**WORK TO COMPLETE:** Examine each line of the data. Copy the line if it includes the word "JSON".

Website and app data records
▬▬▬

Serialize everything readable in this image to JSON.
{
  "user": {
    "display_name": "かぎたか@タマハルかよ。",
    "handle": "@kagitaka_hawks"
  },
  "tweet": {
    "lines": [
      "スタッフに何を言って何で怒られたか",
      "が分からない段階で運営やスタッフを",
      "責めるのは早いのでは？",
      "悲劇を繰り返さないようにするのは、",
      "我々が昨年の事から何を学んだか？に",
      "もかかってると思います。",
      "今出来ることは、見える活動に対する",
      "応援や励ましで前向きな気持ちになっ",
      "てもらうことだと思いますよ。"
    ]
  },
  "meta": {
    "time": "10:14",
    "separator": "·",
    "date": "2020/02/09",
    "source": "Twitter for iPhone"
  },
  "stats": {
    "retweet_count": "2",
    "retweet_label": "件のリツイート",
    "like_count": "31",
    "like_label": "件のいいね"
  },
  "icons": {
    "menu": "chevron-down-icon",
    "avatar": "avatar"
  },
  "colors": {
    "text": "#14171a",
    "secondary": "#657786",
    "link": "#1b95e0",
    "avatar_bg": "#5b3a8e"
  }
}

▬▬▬

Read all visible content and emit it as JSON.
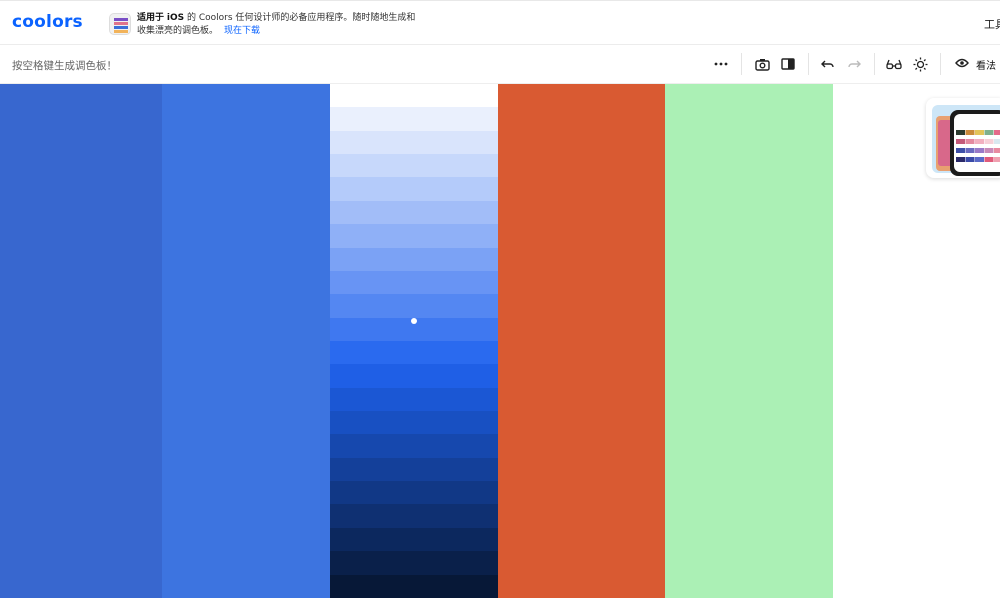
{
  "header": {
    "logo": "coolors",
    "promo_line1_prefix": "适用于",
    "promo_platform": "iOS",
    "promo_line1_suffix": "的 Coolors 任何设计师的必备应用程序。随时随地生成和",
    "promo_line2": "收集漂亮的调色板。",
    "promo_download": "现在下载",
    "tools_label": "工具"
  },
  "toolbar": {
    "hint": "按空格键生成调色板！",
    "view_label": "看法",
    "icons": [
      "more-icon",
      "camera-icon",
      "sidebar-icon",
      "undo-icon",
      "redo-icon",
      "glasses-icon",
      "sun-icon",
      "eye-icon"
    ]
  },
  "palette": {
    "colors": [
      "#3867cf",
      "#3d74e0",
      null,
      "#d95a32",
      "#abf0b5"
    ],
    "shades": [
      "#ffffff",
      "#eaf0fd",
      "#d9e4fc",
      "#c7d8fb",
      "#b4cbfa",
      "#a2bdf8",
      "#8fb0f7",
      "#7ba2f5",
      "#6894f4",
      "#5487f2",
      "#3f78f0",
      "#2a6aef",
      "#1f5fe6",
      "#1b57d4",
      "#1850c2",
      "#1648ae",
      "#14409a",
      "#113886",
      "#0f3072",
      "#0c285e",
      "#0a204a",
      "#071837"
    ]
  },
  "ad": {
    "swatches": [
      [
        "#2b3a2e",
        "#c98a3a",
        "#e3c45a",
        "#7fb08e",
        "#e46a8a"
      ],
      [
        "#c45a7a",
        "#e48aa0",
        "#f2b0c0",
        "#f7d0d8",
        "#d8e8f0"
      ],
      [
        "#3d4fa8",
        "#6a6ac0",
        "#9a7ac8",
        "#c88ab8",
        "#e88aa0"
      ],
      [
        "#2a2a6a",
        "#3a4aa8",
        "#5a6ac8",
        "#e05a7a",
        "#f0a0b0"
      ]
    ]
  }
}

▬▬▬

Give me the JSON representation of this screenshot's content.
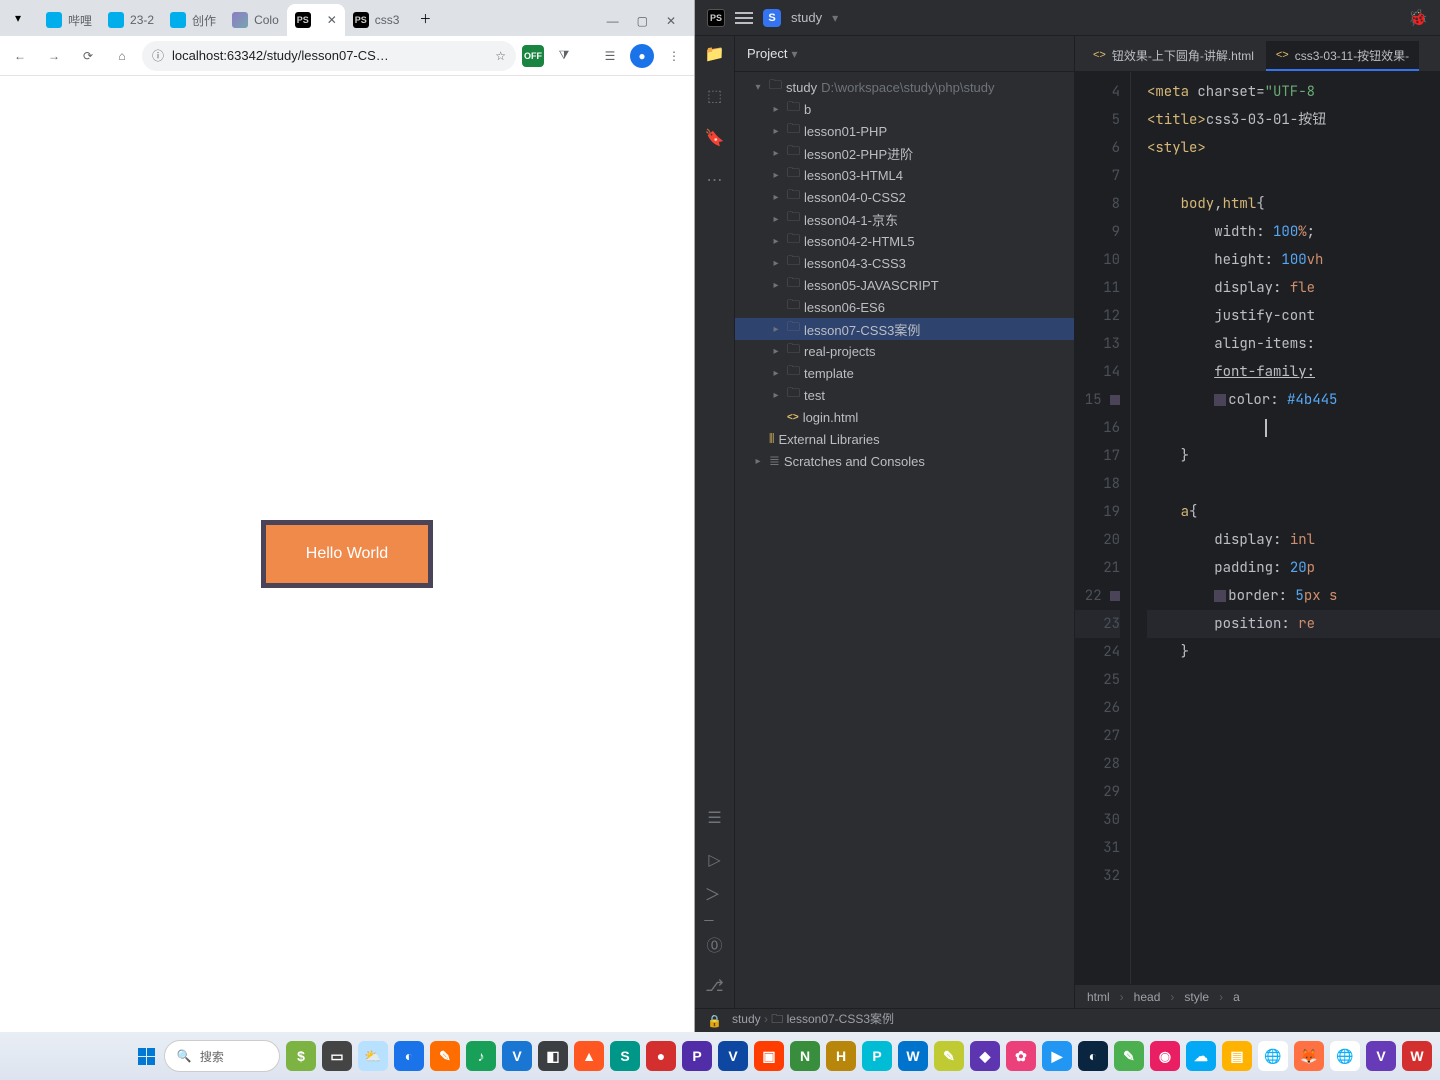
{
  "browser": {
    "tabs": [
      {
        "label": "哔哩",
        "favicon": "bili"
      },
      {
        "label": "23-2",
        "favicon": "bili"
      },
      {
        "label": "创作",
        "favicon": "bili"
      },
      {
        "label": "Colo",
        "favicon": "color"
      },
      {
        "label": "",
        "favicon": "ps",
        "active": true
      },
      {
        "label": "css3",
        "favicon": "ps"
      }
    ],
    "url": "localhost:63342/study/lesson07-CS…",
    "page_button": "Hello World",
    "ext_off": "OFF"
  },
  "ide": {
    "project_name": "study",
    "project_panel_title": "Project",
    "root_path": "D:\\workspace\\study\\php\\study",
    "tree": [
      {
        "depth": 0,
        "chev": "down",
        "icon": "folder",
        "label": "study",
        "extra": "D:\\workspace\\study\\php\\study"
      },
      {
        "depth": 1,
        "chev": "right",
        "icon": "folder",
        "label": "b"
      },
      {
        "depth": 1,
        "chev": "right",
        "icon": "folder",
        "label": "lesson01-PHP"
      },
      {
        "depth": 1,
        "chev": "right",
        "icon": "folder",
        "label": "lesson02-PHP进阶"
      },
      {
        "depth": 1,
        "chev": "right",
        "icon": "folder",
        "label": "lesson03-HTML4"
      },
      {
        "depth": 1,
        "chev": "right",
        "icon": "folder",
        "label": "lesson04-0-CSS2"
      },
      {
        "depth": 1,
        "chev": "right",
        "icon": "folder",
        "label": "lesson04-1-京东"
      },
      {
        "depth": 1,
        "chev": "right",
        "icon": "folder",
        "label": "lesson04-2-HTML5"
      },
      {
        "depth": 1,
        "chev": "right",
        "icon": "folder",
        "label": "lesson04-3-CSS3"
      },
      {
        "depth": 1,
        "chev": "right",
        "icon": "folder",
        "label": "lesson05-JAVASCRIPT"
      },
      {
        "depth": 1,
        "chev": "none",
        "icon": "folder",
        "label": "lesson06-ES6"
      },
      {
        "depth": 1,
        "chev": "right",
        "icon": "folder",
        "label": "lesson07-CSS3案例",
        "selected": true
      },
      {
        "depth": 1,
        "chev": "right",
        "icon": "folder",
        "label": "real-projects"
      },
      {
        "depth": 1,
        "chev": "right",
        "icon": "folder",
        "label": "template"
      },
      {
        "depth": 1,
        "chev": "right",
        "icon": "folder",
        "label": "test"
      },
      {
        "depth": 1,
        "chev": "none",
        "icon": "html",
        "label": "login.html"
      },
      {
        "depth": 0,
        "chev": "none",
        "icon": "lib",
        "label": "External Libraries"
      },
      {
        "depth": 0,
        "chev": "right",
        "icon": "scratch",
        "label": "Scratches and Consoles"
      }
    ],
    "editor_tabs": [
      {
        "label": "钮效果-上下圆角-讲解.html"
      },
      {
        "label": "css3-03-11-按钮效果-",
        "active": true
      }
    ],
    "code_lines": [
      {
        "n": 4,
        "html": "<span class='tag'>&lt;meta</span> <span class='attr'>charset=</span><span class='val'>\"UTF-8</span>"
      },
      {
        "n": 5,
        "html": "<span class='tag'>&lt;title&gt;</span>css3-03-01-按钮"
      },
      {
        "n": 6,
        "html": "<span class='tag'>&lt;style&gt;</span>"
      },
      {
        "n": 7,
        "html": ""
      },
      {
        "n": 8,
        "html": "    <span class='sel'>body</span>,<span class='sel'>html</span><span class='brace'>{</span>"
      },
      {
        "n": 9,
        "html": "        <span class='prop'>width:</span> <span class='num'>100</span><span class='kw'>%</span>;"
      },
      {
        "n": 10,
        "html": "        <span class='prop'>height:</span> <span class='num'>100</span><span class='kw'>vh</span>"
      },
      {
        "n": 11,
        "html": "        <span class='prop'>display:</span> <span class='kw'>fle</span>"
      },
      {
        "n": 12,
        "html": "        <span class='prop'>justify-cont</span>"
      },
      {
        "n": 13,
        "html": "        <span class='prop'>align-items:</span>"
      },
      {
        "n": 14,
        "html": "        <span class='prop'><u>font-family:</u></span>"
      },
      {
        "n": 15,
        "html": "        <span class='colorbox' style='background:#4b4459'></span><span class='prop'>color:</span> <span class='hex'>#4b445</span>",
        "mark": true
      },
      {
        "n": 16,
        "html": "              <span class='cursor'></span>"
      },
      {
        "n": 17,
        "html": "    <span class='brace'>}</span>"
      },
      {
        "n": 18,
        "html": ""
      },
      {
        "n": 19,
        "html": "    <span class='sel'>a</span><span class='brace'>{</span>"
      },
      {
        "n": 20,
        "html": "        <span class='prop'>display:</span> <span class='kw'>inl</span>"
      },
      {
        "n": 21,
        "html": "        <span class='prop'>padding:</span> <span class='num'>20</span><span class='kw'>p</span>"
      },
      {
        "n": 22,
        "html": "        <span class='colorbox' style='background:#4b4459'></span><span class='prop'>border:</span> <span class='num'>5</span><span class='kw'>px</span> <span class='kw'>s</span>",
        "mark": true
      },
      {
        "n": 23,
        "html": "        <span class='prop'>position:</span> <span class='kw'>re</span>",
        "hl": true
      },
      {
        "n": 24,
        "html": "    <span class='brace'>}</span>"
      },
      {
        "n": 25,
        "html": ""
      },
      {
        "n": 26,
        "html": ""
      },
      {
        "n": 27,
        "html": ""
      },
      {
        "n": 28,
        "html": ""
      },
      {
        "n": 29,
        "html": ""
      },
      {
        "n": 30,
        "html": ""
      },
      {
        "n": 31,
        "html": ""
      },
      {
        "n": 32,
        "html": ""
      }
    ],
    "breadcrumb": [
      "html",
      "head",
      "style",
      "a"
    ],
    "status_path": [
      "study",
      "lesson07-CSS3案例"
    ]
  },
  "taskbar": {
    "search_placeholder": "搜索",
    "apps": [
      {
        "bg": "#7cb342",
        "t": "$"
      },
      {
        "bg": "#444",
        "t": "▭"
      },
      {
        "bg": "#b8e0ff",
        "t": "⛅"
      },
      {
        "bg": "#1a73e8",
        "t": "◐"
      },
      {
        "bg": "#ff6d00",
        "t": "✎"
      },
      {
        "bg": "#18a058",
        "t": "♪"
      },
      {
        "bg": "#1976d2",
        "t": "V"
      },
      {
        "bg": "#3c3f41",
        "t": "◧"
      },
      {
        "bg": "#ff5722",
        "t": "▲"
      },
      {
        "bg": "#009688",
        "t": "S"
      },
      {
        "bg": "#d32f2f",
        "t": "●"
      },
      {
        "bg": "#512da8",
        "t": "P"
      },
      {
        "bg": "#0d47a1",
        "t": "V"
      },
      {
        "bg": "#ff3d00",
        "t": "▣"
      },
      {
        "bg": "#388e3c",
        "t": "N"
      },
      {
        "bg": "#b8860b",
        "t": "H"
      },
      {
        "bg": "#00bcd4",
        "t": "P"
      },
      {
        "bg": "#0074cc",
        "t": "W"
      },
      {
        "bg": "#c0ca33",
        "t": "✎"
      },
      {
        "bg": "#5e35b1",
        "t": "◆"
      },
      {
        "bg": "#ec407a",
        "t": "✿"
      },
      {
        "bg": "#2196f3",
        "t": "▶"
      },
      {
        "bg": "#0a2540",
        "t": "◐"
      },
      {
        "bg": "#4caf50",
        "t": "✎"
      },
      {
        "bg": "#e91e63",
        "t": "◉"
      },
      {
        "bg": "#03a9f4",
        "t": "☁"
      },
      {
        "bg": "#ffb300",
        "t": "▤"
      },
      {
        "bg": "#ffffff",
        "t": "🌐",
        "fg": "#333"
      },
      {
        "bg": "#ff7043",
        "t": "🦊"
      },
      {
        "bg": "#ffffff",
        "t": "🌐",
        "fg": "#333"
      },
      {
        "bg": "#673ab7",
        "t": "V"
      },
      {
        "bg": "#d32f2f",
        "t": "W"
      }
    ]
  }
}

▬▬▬

**SOLUTION:**
Serialize everything readable in this image to JSON.
Read all visible content and emit it as JSON.
Give me the JSON representation of this screenshot's content.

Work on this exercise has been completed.